TASK PROMPT :: Please state how many lines of the data contain "avatar". The number by itself is enough.

Web page and app entries:
━━━━━━━━━━
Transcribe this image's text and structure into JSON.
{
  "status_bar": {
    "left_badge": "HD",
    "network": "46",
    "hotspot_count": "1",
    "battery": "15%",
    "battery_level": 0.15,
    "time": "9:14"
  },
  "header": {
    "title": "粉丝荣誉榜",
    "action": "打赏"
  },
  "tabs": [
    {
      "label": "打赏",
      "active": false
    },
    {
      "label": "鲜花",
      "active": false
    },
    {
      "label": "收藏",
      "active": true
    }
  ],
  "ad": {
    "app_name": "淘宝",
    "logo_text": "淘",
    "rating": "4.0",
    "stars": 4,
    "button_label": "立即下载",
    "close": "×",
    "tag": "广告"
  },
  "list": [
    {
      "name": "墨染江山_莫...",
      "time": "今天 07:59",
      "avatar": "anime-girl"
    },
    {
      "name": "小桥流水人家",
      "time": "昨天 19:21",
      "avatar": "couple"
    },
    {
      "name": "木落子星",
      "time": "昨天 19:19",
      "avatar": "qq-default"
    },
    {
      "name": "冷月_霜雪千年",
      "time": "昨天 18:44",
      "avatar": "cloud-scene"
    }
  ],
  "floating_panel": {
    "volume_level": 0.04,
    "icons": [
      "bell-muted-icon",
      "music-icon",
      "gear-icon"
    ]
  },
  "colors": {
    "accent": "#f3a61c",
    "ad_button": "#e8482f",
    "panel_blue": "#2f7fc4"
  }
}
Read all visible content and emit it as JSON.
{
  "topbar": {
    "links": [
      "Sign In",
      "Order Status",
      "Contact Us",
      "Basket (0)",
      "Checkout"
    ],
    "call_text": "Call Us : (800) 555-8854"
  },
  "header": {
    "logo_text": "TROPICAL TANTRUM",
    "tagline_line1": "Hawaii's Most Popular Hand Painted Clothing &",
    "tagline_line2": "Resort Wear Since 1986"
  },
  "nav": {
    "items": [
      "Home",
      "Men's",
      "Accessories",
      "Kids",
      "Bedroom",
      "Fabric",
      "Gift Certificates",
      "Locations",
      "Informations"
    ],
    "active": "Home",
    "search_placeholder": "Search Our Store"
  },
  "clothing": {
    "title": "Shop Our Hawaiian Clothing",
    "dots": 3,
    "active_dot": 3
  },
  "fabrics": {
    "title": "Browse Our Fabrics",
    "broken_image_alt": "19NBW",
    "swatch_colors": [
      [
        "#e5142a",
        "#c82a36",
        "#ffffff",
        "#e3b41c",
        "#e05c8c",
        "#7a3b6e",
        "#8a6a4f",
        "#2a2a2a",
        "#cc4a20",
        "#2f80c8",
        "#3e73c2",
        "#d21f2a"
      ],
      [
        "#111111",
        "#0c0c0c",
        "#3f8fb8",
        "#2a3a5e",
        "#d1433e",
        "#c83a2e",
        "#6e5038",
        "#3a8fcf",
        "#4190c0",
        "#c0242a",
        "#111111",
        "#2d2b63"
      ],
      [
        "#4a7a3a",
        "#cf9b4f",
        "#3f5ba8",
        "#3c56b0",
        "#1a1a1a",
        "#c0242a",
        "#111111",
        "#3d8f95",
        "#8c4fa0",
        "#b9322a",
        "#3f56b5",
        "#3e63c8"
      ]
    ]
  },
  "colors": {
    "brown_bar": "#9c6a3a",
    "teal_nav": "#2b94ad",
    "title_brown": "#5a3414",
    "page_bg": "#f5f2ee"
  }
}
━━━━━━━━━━
ANSWER BOX :: 4